Methylphenidate facts (Published by PubMed Health)

ADHD medication no substitute for effective parenting

As I was preparing for a lecture on ADHD, one sentence in a 2009 UNESCO report caught my eye:

“A single ‘good’ quality study of methylphenidate (MPH) with 114 preschool children provided low SOE for improving child behavior. ….Adverse effects were present for preschool children treated with MPH; adverse effects were not mentioned for PBT.”

We in academia are so fond of acronyms. Luckily, we are required to decode them: SOE means strength of evidence, and PBT means parent behavior training.

This quote is from a research report on treatments for children who are at risk for ADHD (attention deficit hyperactivity disorder). At risk means they are highly likely to be diagnosed with the disorder when they are older.

Methylphenidate is a prescription drug sold as Concerta, Metadate, Methylin and Ritalin – a drug as popular and as widely consumed as popcorn.

The researchers compared the effect of two treatment methods on children’s behavior: 1.) Prescribing methylphenidate to children and 2.) Training parents to manage their children’s behavior without medication.

Children with ADHD have problems paying attention, are impulsive and hyperactive. A diagnosis usually occurs at or after 7 years of age. Children who are younger than 7 years, at risk for ADHD, may be diagnosed with oppositional defiant disorder.

According to the Centers for Disease Control, “Parents report that approximately 9.5 percent or 5.4 million children 4-17 years of age have ever been diagnosed with ADHD, as of 2007.” And the number is increasing.

Having grown up in a world without ADHD, I struggle with the idea that many young children are increasingly being considered at risk for ADHD. I also struggle with the fact that medication is a part of the treatment package for many preschool children.

Like all drugs, methylphenidate has many side effects.
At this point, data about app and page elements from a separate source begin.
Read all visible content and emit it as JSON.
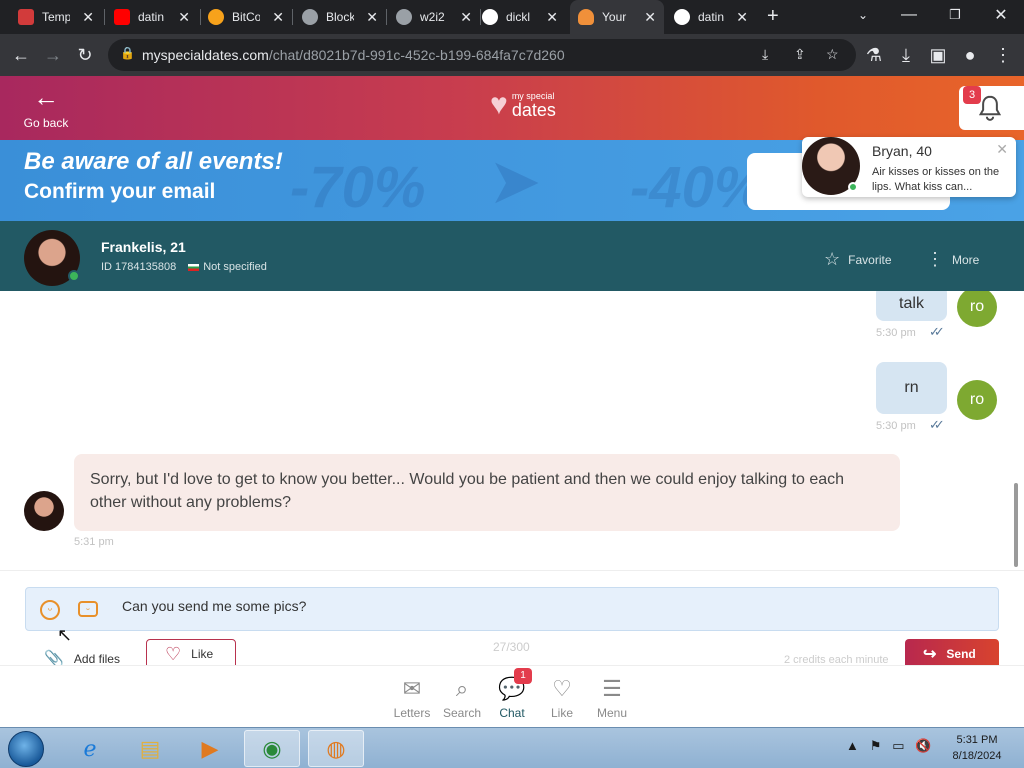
{
  "browser": {
    "tabs": [
      {
        "title": "Temp",
        "icon": "mail-icon",
        "color": "#d23b3b"
      },
      {
        "title": "datin",
        "icon": "youtube-icon",
        "color": "#ff0000"
      },
      {
        "title": "BitCo",
        "icon": "bitcoin-icon",
        "color": "#f7a21b"
      },
      {
        "title": "Block",
        "icon": "globe-icon",
        "color": "#9aa0a6"
      },
      {
        "title": "w2i2",
        "icon": "globe-icon",
        "color": "#9aa0a6"
      },
      {
        "title": "dickl",
        "icon": "google-icon",
        "color": "#ffffff"
      },
      {
        "title": "Your",
        "icon": "heart-icon",
        "color": "#f0903a"
      },
      {
        "title": "datin",
        "icon": "google-icon",
        "color": "#ffffff"
      }
    ],
    "url_host": "myspecialdates.com",
    "url_path": "/chat/d8021b7d-991c-452c-b199-684fa7c7d260"
  },
  "header": {
    "go_back": "Go back",
    "logo_small": "my special",
    "logo_big": "dates",
    "notifications": "3"
  },
  "promo": {
    "line1": "Be aware of all events!",
    "line2": "Confirm your email",
    "deco1": "-70%",
    "deco2": "-40%"
  },
  "toast": {
    "name": "Bryan, 40",
    "message": "Air kisses or kisses on the lips. What kiss can..."
  },
  "profile": {
    "name": "Frankelis, 21",
    "id": "ID 1784135808",
    "location": "Not specified",
    "favorite": "Favorite",
    "more": "More"
  },
  "chat": {
    "my_initials": "ro",
    "messages": [
      {
        "text": "talk",
        "time": "5:30 pm"
      },
      {
        "text": "rn",
        "time": "5:30 pm"
      }
    ],
    "incoming": {
      "text": "Sorry, but I'd love to get to know you better... Would you be patient and then we could enjoy talking to each other without any problems?",
      "time": "5:31 pm"
    }
  },
  "composer": {
    "input_value": "Can you send me some pics?",
    "add_files": "Add files",
    "like": "Like",
    "counter": "27/300",
    "credits": "2 credits each minute",
    "send": "Send"
  },
  "bottom_nav": {
    "items": [
      "Letters",
      "Search",
      "Chat",
      "Like",
      "Menu"
    ],
    "chat_badge": "1"
  },
  "taskbar": {
    "time": "5:31 PM",
    "date": "8/18/2024"
  },
  "colors": {
    "brand_teal": "#225964",
    "accent_red": "#b8324e",
    "my_avatar": "#7ea931"
  }
}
According to PubMed, “Methylphenidate may cause side effects … nervousness, difficulty falling asleep or staying asleep, dizziness, nausea, vomiting, loss of appetite, stomach pain, diarrhea, heartburn, dry mouth, headache, muscle tightness, uncontrollable movement of a part of the body, restlessness, numbness, burning, or tingling in the hands or feet…”

While I am grateful that drug manufacturers are required by law to publish the side effects of all drugs in the market, one thing bothers me. How does one expect a preschooler to even begin to comprehend what symptoms she is experiencing, let alone communicate them to parents?
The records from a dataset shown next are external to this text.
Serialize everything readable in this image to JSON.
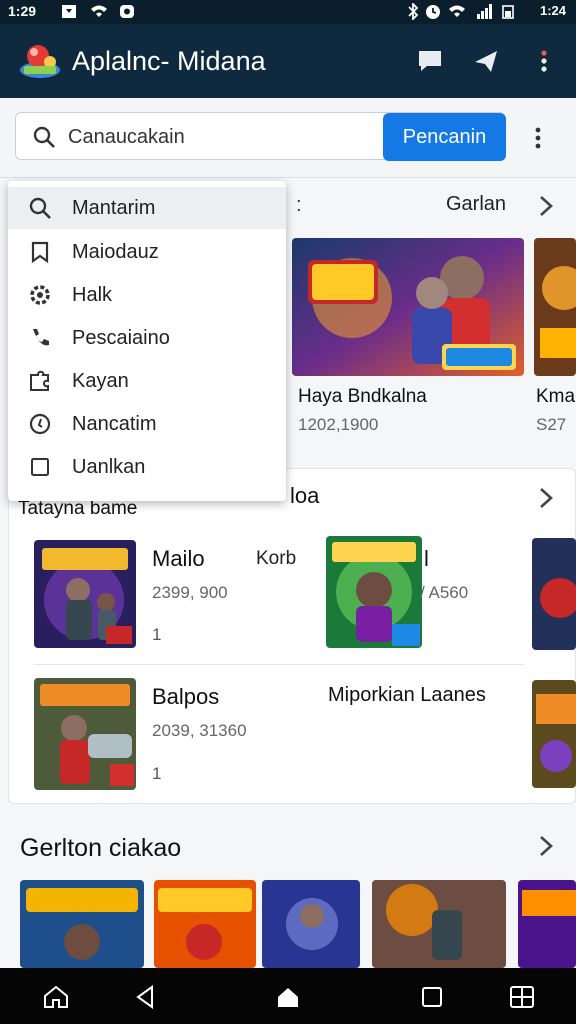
{
  "status": {
    "time": "1:29",
    "right_text": "1:24"
  },
  "app": {
    "title": "Aplalnc- Midana"
  },
  "search": {
    "value": "Canaucakain",
    "button_label": "Pencanin"
  },
  "menu": {
    "items": [
      {
        "label": "Mantarim",
        "icon": "search-icon"
      },
      {
        "label": "Maiodauz",
        "icon": "bookmark-icon"
      },
      {
        "label": "Halk",
        "icon": "settings-gear-icon"
      },
      {
        "label": "Pescaiaino",
        "icon": "phone-icon"
      },
      {
        "label": "Kayan",
        "icon": "puzzle-icon"
      },
      {
        "label": "Nancatim",
        "icon": "clock-icon"
      },
      {
        "label": "Uanlkan",
        "icon": "checkbox-icon"
      }
    ]
  },
  "section1": {
    "header": "Garlan",
    "featured": [
      {
        "title": "Haya Bndkalna",
        "sub": "1202,1900",
        "art": "NKUS BRAQS"
      },
      {
        "title": "Kma",
        "sub": "S27",
        "art": "KH"
      }
    ]
  },
  "section2": {
    "title": "Tatayna bame",
    "extra": "loa",
    "rows": [
      {
        "left": {
          "title": "Mailo",
          "sub": "2399, 900",
          "num": "1",
          "art": "KNAVINAX"
        },
        "mid": {
          "title": "Korb"
        },
        "right": {
          "title": "l",
          "sub": "/ A560",
          "art": "Kanne"
        }
      },
      {
        "left": {
          "title": "Balpos",
          "sub": "2039, 31360",
          "num": "1",
          "art": "SHUMRIS",
          "badge": "BA"
        },
        "mid": {
          "title": "Miporkian Laanes"
        }
      }
    ]
  },
  "section3": {
    "title": "Gerlton ciakao",
    "tiles": [
      "SAUZIME",
      "NARUIS",
      "",
      "CAMIA",
      "KAN"
    ]
  },
  "colors": {
    "appbar": "#0f2a3e",
    "accent": "#1479e4"
  }
}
And as if these side effects are not serious enough, they warn you about serious side effects, including “…irregular heartbeat, difficulty swallowing, fainting, seizures, hallucinations and tics.”

Two statements at the end of the PubMed webpage were foreboding: “Methylphenidate may cause sudden death in children … (and) may slow children’s growth or weight gain.”
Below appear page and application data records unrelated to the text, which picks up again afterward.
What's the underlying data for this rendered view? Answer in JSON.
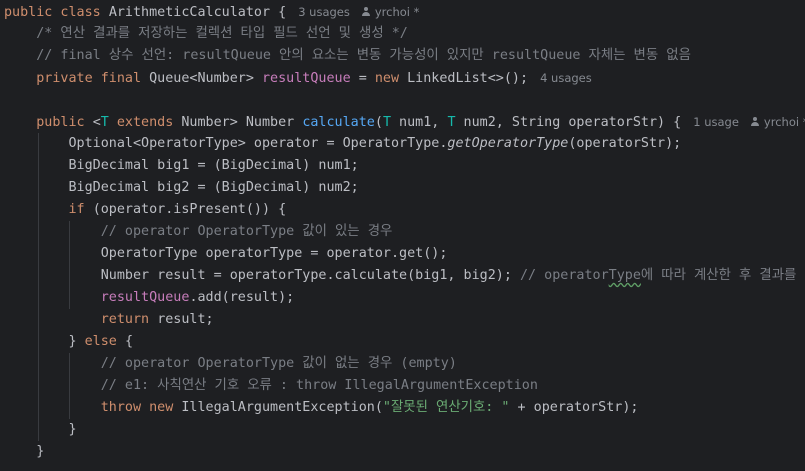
{
  "colors": {
    "background": "#1e1f22",
    "keyword": "#cf8e6d",
    "default": "#bcbec4",
    "comment": "#7a7e85",
    "method": "#56a8f5",
    "field": "#c77dbb",
    "string": "#6aab73",
    "type_param": "#16baac",
    "hint": "#868a91"
  },
  "lines": [
    [
      {
        "t": "public class ",
        "k": "keyword"
      },
      {
        "t": "ArithmeticCalculator {",
        "k": "default"
      },
      {
        "t": "3 usages",
        "k": "hint"
      },
      {
        "t": "yrchoi *",
        "k": "hint-author"
      }
    ],
    [
      {
        "t": "    /* 연산 결과를 저장하는 컬렉션 타입 필드 선언 및 생성 */",
        "k": "comment"
      }
    ],
    [
      {
        "t": "    // final 상수 선언: resultQueue 안의 요소는 변동 가능성이 있지만 resultQueue 자체는 변동 없음",
        "k": "comment"
      }
    ],
    [
      {
        "t": "    private final ",
        "k": "keyword"
      },
      {
        "t": "Queue<Number> ",
        "k": "default"
      },
      {
        "t": "resultQueue",
        "k": "field"
      },
      {
        "t": " = ",
        "k": "default"
      },
      {
        "t": "new ",
        "k": "keyword"
      },
      {
        "t": "LinkedList<>();",
        "k": "default"
      },
      {
        "t": "4 usages",
        "k": "hint"
      }
    ],
    [],
    [
      {
        "t": "    public ",
        "k": "keyword"
      },
      {
        "t": "<",
        "k": "default"
      },
      {
        "t": "T",
        "k": "type_param"
      },
      {
        "t": " extends ",
        "k": "keyword"
      },
      {
        "t": "Number> Number ",
        "k": "default"
      },
      {
        "t": "calculate",
        "k": "method"
      },
      {
        "t": "(",
        "k": "default"
      },
      {
        "t": "T",
        "k": "type_param"
      },
      {
        "t": " num1, ",
        "k": "default"
      },
      {
        "t": "T",
        "k": "type_param"
      },
      {
        "t": " num2, String operatorStr) {",
        "k": "default"
      },
      {
        "t": "1 usage",
        "k": "hint"
      },
      {
        "t": "yrchoi *",
        "k": "hint-author"
      }
    ],
    [
      {
        "t": "        Optional<OperatorType> operator = OperatorType.",
        "k": "default"
      },
      {
        "t": "getOperatorType",
        "k": "italic"
      },
      {
        "t": "(operatorStr);",
        "k": "default"
      }
    ],
    [
      {
        "t": "        BigDecimal big1 = (BigDecimal) num1;",
        "k": "default"
      }
    ],
    [
      {
        "t": "        BigDecimal big2 = (BigDecimal) num2;",
        "k": "default"
      }
    ],
    [
      {
        "t": "        if ",
        "k": "keyword"
      },
      {
        "t": "(operator.isPresent()) {",
        "k": "default"
      }
    ],
    [
      {
        "t": "            // operator OperatorType 값이 있는 경우",
        "k": "comment"
      }
    ],
    [
      {
        "t": "            OperatorType operatorType = operator.get();",
        "k": "default"
      }
    ],
    [
      {
        "t": "            Number result = operatorType.calculate(big1, big2); ",
        "k": "default"
      },
      {
        "t": "// operator",
        "k": "comment"
      },
      {
        "t": "Type",
        "k": "comment-squiggle"
      },
      {
        "t": "에 따라 계산한 후 결과를 반환",
        "k": "comment"
      }
    ],
    [
      {
        "t": "            ",
        "k": "default"
      },
      {
        "t": "resultQueue",
        "k": "field"
      },
      {
        "t": ".add(result);",
        "k": "default"
      }
    ],
    [
      {
        "t": "            return ",
        "k": "keyword"
      },
      {
        "t": "result;",
        "k": "default"
      }
    ],
    [
      {
        "t": "        } ",
        "k": "default"
      },
      {
        "t": "else ",
        "k": "keyword"
      },
      {
        "t": "{",
        "k": "default"
      }
    ],
    [
      {
        "t": "            // operator OperatorType 값이 없는 경우 (empty)",
        "k": "comment"
      }
    ],
    [
      {
        "t": "            // e1: 사칙연산 기호 오류 : throw IllegalArgumentException",
        "k": "comment"
      }
    ],
    [
      {
        "t": "            throw new ",
        "k": "keyword"
      },
      {
        "t": "IllegalArgumentException(",
        "k": "default"
      },
      {
        "t": "\"잘못된 연산기호: \"",
        "k": "string"
      },
      {
        "t": " + operatorStr);",
        "k": "default"
      }
    ],
    [
      {
        "t": "        }",
        "k": "default"
      }
    ],
    [
      {
        "t": "    }",
        "k": "default"
      }
    ]
  ]
}
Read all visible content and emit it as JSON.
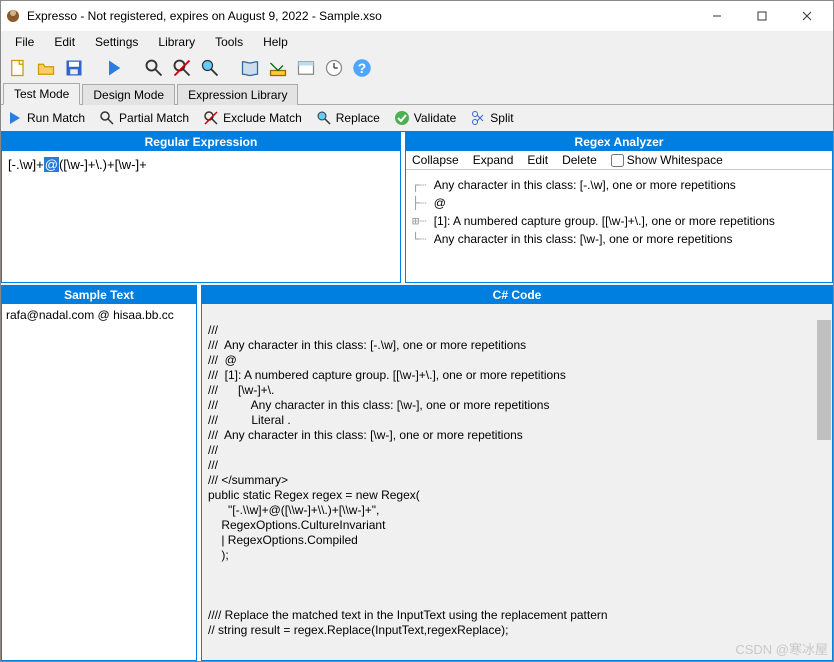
{
  "title": "Expresso - Not registered, expires on August 9, 2022 - Sample.xso",
  "menu": {
    "file": "File",
    "edit": "Edit",
    "settings": "Settings",
    "library": "Library",
    "tools": "Tools",
    "help": "Help"
  },
  "tabs": {
    "test": "Test Mode",
    "design": "Design Mode",
    "library": "Expression Library"
  },
  "actions": {
    "run": "Run Match",
    "partial": "Partial Match",
    "exclude": "Exclude Match",
    "replace": "Replace",
    "validate": "Validate",
    "split": "Split"
  },
  "panels": {
    "regex": "Regular Expression",
    "analyzer": "Regex Analyzer",
    "sample": "Sample Text",
    "code": "C# Code"
  },
  "analyzer_tools": {
    "collapse": "Collapse",
    "expand": "Expand",
    "edit": "Edit",
    "delete": "Delete",
    "show_ws": "Show Whitespace"
  },
  "regex": {
    "pre": "[-.\\w]+",
    "hl": "@",
    "post": "([\\w-]+\\.)+[\\w-]+"
  },
  "tree": {
    "n1": "Any character in this class: [-.\\w], one or more repetitions",
    "n2": "@",
    "n3": "[1]: A numbered capture group. [[\\w-]+\\.], one or more repetitions",
    "n4": "Any character in this class: [\\w-], one or more repetitions"
  },
  "sample": "rafa@nadal.com @ hisaa.bb.cc",
  "code": {
    "l1": "///",
    "l2": "///  Any character in this class: [-.\\w], one or more repetitions",
    "l3": "///  @",
    "l4": "///  [1]: A numbered capture group. [[\\w-]+\\.], one or more repetitions",
    "l5": "///      [\\w-]+\\.",
    "l6": "///          Any character in this class: [\\w-], one or more repetitions",
    "l7": "///          Literal .",
    "l8": "///  Any character in this class: [\\w-], one or more repetitions",
    "l9": "///",
    "l10": "///",
    "l11": "/// </summary>",
    "l12": "public static Regex regex = new Regex(",
    "l13": "      \"[-.\\\\w]+@([\\\\w-]+\\\\.)+[\\\\w-]+\",",
    "l14": "    RegexOptions.CultureInvariant",
    "l15": "    | RegexOptions.Compiled",
    "l16": "    );",
    "l17": "",
    "l18": "",
    "l19": "",
    "l20": "//// Replace the matched text in the InputText using the replacement pattern",
    "l21": "// string result = regex.Replace(InputText,regexReplace);"
  },
  "watermark": "CSDN @寒冰屋"
}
Naturally, the UNESCO study found that medication had adverse effects and hardly improved children’s behavior, whereas parent training programs improved children’s behavior and, most importantly, had no harmful effects.

Now what does that tell us about parenting? It is in our hands to prevent our children from being diagnosed with ADHD and protect them from harmful side effects of medication, unless extremely necessary.

As parents, we want the best for our children. However, their best will not evolve if we don’t do our best to raise them. And doing our best includes learning about the harmful effects of drugs before we force them on our children.

If your doctor has told you that your child has ODD, learn everything about the condition and treatment options before you agree to medicate him.

Learning how to manage your child’s behavior without medication is the most effective first option of treatment and causes no harm to your child. Ask your health care provider to give you information about parent behavior training program in your area. If there is none, get together with other parents who are concerned about their preschoolers’ behavior and demand that such a program be initiated in your community.

Let us make a concerted effort and learn to manage children’s behavior without resorting to Concerta.

Rama Cousik is an assistant professor of special education at IPFW. She wrote this for The Journal Gazette.